Imagine what would happen if a trucker suffered a medical emergency while driving a large truck. The trucker could lose control of the vehicle and cause a catastrophic truck collision that hurts or kills not only the trucker but also other motorists and passengers who are close by.
In order to prevent this kind of crash, the United States Department of Transportation requires that commercial drivers have a physical examination by a licensed medical examiner at least as often as every two years, but potentially more frequently at the discretion of the medical examiner.
What Is the Medical Examiner Looking For?
There are specific medical conditions that the doctor or other medical examiner is looking for and the examiner must report on before a commercial driver is cleared for work. Specifically, the medical examiner may be concerned about the conditions that the trucker must self-report on the health history part of the medical examination report. These conditions include:
- Head or brain injuries or illnesses.
- Seizures or epilepsy.
- Eye problems.
- Ear or hearing problems.
- Heart problems including heart disease, heart attacks, bypass, pacemaker, stents, and other implantable devices.
- High cholesterol.
- High blood pressure.
- Breathing problems including chronic cough or shortness of breath.
- Lung problems.
- Kidney problems.
- Stomach, liver, or digestive problems.
- Diabetes or blood sugar problems.
- Mental health issues including anxiety, depression, and nervousness.
- Fainting or passing out.
- Dizziness, headaches, numbness, or memory loss.
- Unexplained weight loss.
- Stroke, mini-stroke, paralysis, or weakness.
- Missing or limited use of an arm, hand, finger, leg, foot, or toe.
- Neck or back problems.
- Bone, muscle, joint, or nerve problems.
- Blood clots or bleeding problems.
- Chronic infection or disease.
- Sleep disorders.
Additionally, drivers must answer questions about insulin use, sleep tests, whether they have ever spent a night in a hospital, whether they have ever broken a bone, whether they use or have used tobacco, whether they drink alcohol, whether they have used an illegal drug within the last two years, and whether they have ever failed a drug test or been dependent on drugs.
These conditions will not always prevent a trucker from driving, but they will be relevant to the medical examiner’s finding of fitness.
Were You Hurt by a Trucker Suffering a Medical Emergency?
An investigation will need to be done to determine who is liable for the accident that resulted in your injuries.

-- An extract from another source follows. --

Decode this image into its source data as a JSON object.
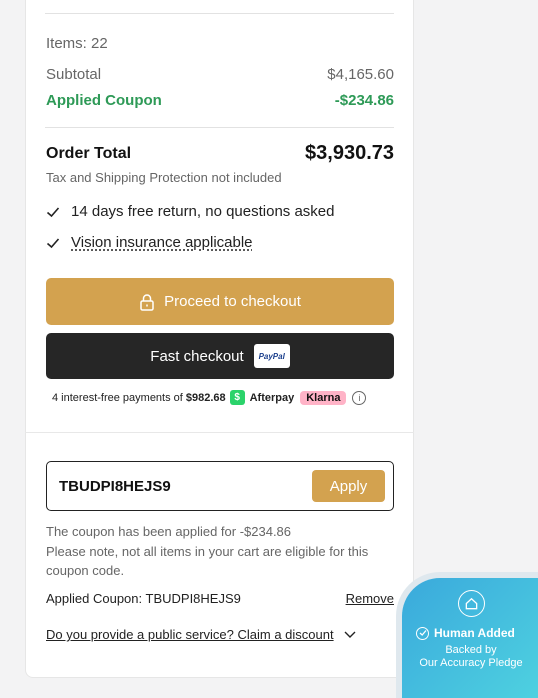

The potential defendants in your truck accident case could include:
- The trucking company. If the trucking company failed to require the trucker to have the required medical exams or if the trucking company did not carefully review the exam results, then the trucking company could be liable for your injuries if you were hurt by a trucker who caused the crash due to a medical issue.

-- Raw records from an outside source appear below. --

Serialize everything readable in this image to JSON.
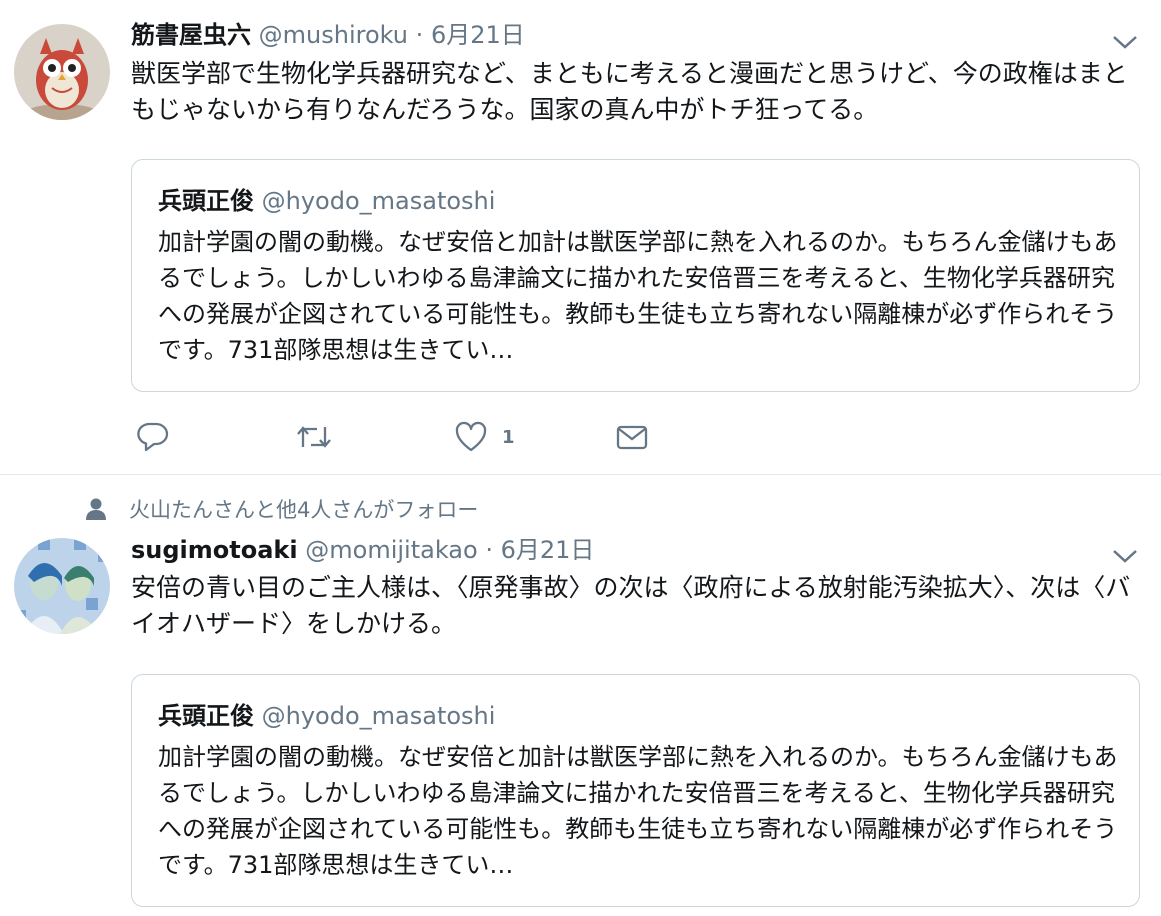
{
  "tweets": [
    {
      "name": "筋書屋虫六",
      "handle": "@mushiroku",
      "separator": "·",
      "date": "6月21日",
      "text": "獣医学部で生物化学兵器研究など、まともに考えると漫画だと思うけど、今の政権はまともじゃないから有りなんだろうな。国家の真ん中がトチ狂ってる。",
      "quote": {
        "name": "兵頭正俊",
        "handle": "@hyodo_masatoshi",
        "text": "加計学園の闇の動機。なぜ安倍と加計は獣医学部に熱を入れるのか。もちろん金儲けもあるでしょう。しかしいわゆる島津論文に描かれた安倍晋三を考えると、生物化学兵器研究への発展が企図されている可能性も。教師も生徒も立ち寄れない隔離棟が必ず作られそうです。731部隊思想は生きてい…"
      },
      "actions": {
        "like_count": "1"
      },
      "icons": [
        "reply-icon",
        "retweet-icon",
        "heart-icon",
        "message-icon",
        "chevron-down-icon"
      ]
    },
    {
      "social_context": "火山たんさんと他4人さんがフォロー",
      "name": "sugimotoaki",
      "handle": "@momijitakao",
      "separator": "·",
      "date": "6月21日",
      "text": "安倍の青い目のご主人様は、〈原発事故〉の次は〈政府による放射能汚染拡大〉、次は〈バイオハザード〉をしかける。",
      "quote": {
        "name": "兵頭正俊",
        "handle": "@hyodo_masatoshi",
        "text": "加計学園の闇の動機。なぜ安倍と加計は獣医学部に熱を入れるのか。もちろん金儲けもあるでしょう。しかしいわゆる島津論文に描かれた安倍晋三を考えると、生物化学兵器研究への発展が企図されている可能性も。教師も生徒も立ち寄れない隔離棟が必ず作られそうです。731部隊思想は生きてい…"
      }
    }
  ],
  "colors": {
    "text": "#14171a",
    "secondary": "#657786",
    "border": "#ccd6dd",
    "divider": "#e1e8ed"
  }
}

- The trucker. If the trucker wasn’t truthful during the medical exam or if the trucker had health symptoms that he ignored, then the truck driver could be responsible for your accident injuries.
If you've been injured in a truck accident you need to speak with an experienced truck accident attorney as soon as possible. Contact us online or call us directly at 800.800.5678 to schedule a free consultation.